“So, John was doing a great job for us, but it wasn’t until October of 84 that we were able to hire him full-time and he has done multiple jobs and still has remnants of all of them, because he’s still producing, still doing music, and still doing a lot of other things, but he’s also our primary IT person,” said Crawford with pride of the common practice of employee development beyond their original job duties.
Also proven to be a man of many talents is WUWF’s Technical Director Dale Riegle, Pat’s second full-time hire in 1983, right out of college.
“He had a tremendous background in music, and very knowledgeable, so we hired him as a full-time classical music announcer,” Crawford said of Riegle.
“We didn’t realize when we hired him that he also had a great interest and was a jazz musician. And, all these that we’ve gotten involved with, and then ‘RadioLive,’ he kind of migrated to being the production guru.”
In addition to his technical duties, Dale is host and producer of “Big Bands and Jazz,” as well as weeknight programs on Wednesday and Thursday.
It was also in the early days that Pat laid the groundwork for WUWF’s community outreach and its strong relationship with the arts, beginning in with the Great Gulfcoast Arts Festival.
“It was great,” Crawford remembered. “But, it didn’t have much of a stage, and it was around ‘83 that we sort of debuted doing the mainstage there. And, we’ve done it every year since 1983, and it’s been a great.”
It was also in ’83 that WUWF partnered with “Dr. Jazz,” Norm Vickers, and the Northwest Florida Arts Council to establish the Pensacola Jazz Festival.
Additionally, the Pensacola Symphony Orchestra and Pensacola Opera were often highlighted on-air.

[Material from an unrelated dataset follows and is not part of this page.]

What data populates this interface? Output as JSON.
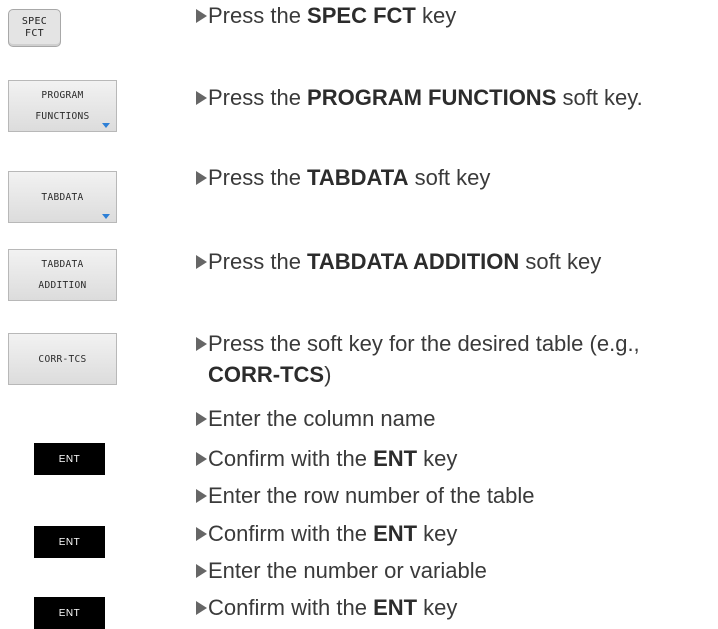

In 1988, the WUWF transmitter was relocated from Pace to Midway, which broadened the station’s listenership to Okaloosa County.
Also in ’88, “RadioLive” was born.
“Yes, it was; my baby,” Crawford declared in reference to the show he created and has continued to host and produce.
The first show was on the UWF campus; it was as part of festivities celebrating the inauguration of incoming President Morris Marx. Inspired by “A Prairie Home Companion,” it included satire aimed at Dr. Marx.
“It was great, and, he loved it, thank goodness,” said Crawford, recalling the fun and relief that the university’s new boss had a sense of humor.
“So, that was the beginning and it was going to be like a “one off.” But, we said, ‘this is pretty cool, let’s keep going.’ So, we did.”
Plans for the return of “RadioLive,” now at the Museum of Commerce, are on hold, pending the pandemic.
WUWF’s second decade began with a new building, dedicated in 1992. Appropriately, it’s building number is 88.
And, sculptural ceramist Peter King, the man who proudly proclaims to be our very first listener, created the station’s signature art piece, the Radio Torii.
“Wonderful,” is how Crawford described the torii, which was one of King’s first such creations. Since, he’s created numerous others, including one in downtown Pensacola that was built and displayed in New York in honor of 9/11.
“He (King) said the torii is a road-marker in Japan that let’s you know that you’re approaching a temple,” Crawford explained. “And, he said, ‘And, to me, public radio is like my temple.’”
Rounding out the ‘90s, “Acoustic Interlude” premiered in ’95. In ’97, WUWF launched its first web site and opened Gallery 88. Our archaeology segment, which is now “Unearthing Florida,” began.
And, in ’99, our holiday concert “Tidings of Comfort & Joy” debuted. Stay tuned for information about the 2021 program.
Follow our timeline and learn more about WUWF’s 40th anniversary at wuwf.org/40.